Within the records below, filter for lines carrying the word "NTFS" and copy them.

Items from a dataset

◆ ◆ ◆ ◆

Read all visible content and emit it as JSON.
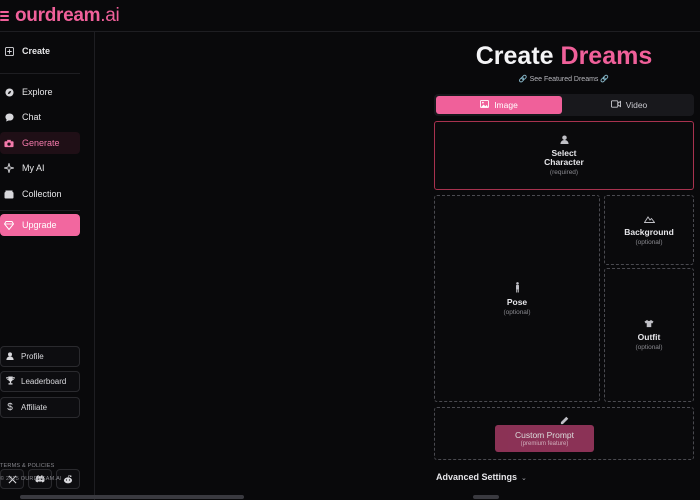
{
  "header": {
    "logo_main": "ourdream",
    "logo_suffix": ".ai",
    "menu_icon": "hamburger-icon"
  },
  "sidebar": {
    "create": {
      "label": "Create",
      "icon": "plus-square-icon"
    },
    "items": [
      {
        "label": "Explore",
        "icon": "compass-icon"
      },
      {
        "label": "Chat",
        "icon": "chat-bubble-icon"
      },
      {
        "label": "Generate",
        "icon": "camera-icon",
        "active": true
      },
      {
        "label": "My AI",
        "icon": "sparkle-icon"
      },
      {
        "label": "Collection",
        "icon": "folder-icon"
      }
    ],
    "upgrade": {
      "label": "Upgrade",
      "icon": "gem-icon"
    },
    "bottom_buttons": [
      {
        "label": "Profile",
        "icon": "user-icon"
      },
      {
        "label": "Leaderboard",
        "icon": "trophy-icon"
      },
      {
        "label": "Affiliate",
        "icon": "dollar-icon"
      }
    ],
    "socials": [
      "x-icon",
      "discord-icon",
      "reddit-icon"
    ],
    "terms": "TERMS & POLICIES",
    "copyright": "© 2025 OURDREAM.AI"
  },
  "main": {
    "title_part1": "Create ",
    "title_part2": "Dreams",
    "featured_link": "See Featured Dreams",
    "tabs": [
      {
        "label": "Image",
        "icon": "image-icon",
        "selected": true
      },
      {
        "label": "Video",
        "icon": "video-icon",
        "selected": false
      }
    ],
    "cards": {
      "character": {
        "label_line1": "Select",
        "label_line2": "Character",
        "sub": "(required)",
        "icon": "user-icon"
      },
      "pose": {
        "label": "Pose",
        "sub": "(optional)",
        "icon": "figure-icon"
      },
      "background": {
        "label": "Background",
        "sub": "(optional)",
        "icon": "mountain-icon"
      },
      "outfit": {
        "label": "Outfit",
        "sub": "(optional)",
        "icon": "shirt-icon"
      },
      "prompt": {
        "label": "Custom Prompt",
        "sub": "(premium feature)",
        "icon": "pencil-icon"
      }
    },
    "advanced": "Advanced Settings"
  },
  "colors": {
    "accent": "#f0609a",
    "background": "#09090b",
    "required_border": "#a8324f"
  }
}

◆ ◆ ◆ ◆

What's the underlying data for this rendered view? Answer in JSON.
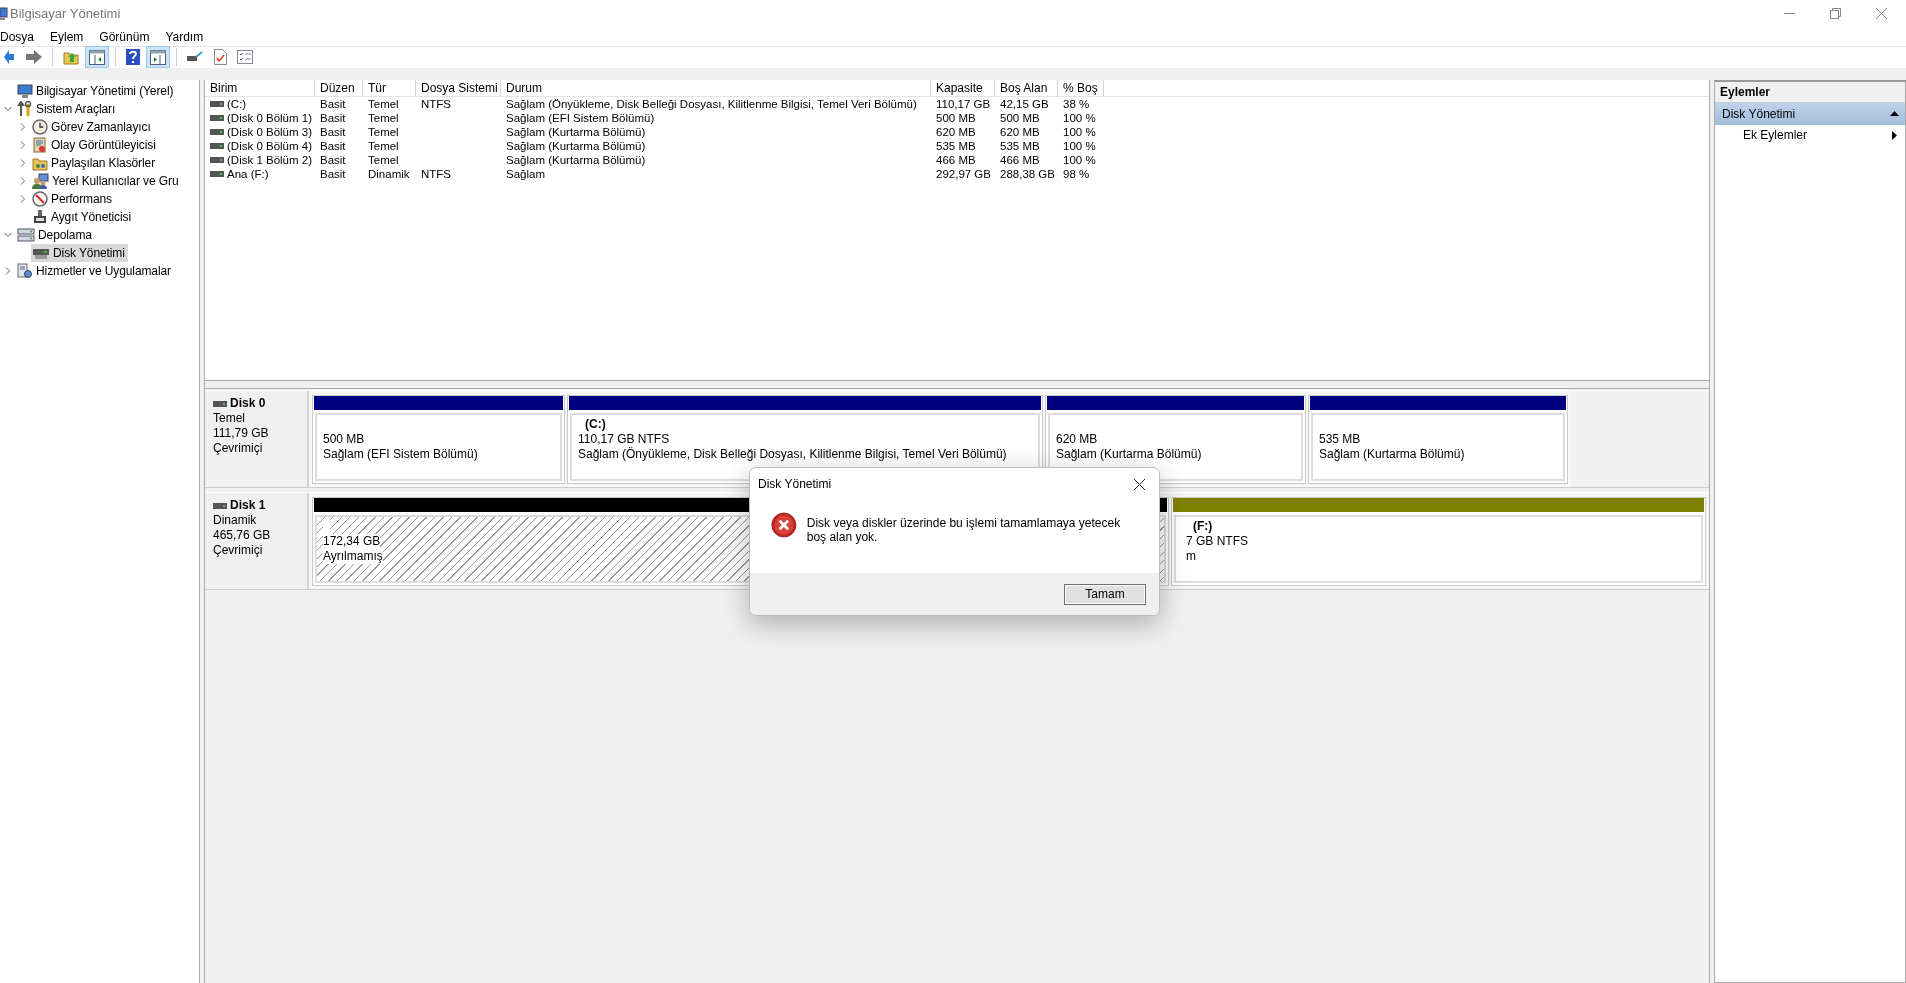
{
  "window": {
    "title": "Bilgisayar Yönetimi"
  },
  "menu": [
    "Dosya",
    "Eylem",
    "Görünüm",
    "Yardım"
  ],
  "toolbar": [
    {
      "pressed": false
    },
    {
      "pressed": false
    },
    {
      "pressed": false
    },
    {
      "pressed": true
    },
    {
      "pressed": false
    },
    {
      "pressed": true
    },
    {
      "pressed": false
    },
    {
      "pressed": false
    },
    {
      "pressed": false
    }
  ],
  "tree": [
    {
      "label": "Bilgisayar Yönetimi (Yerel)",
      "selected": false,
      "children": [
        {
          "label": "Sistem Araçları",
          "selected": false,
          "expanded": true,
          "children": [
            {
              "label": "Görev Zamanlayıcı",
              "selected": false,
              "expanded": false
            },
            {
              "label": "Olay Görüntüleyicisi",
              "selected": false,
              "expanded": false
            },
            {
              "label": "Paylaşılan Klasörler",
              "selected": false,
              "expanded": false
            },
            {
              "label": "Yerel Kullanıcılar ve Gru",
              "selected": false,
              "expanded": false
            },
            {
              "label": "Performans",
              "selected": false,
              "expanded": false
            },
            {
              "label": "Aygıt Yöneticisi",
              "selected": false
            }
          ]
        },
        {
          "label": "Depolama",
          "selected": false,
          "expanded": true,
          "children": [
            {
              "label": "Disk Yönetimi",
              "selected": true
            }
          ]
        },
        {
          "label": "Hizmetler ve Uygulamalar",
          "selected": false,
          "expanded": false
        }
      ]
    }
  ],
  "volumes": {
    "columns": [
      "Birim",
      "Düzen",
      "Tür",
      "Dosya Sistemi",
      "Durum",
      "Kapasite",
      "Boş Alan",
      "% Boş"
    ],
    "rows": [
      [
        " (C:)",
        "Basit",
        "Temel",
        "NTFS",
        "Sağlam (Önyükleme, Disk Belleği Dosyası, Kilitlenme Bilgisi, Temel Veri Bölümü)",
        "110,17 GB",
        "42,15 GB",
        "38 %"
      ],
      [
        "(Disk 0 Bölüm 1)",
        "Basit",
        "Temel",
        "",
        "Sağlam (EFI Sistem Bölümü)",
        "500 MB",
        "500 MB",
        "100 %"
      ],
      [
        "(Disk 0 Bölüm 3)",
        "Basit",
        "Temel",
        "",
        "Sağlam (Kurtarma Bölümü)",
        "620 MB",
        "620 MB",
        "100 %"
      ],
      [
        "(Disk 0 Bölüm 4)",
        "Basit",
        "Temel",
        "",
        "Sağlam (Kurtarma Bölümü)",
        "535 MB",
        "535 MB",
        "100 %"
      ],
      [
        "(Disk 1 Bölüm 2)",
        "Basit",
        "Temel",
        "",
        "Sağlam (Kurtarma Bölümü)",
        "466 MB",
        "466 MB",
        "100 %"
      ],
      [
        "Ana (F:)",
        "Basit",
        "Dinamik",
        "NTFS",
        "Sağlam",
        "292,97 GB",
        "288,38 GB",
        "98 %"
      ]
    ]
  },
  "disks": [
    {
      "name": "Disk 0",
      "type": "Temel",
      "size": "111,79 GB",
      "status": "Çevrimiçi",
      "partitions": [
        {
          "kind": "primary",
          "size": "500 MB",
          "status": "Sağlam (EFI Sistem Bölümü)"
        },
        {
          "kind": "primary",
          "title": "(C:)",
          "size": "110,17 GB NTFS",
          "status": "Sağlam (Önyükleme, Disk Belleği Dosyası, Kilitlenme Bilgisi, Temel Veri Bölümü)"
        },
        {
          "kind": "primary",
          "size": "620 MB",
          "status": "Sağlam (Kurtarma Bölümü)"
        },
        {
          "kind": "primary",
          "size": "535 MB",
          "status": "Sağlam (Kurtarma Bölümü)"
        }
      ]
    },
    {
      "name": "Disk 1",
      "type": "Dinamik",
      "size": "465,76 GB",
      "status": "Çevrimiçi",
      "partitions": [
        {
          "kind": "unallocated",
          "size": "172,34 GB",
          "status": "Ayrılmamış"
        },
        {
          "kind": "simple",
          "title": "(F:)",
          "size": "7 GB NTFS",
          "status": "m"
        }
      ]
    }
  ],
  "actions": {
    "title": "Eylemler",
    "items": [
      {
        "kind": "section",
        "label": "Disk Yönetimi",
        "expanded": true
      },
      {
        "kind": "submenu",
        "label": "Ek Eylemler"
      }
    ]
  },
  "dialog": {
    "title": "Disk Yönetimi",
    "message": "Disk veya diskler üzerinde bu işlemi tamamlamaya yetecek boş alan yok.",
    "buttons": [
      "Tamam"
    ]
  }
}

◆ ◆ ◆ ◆

Result of the task:
        "NTFS",
        "NTFS",
          "size": "110,17 GB NTFS",
          "size": "7 GB NTFS",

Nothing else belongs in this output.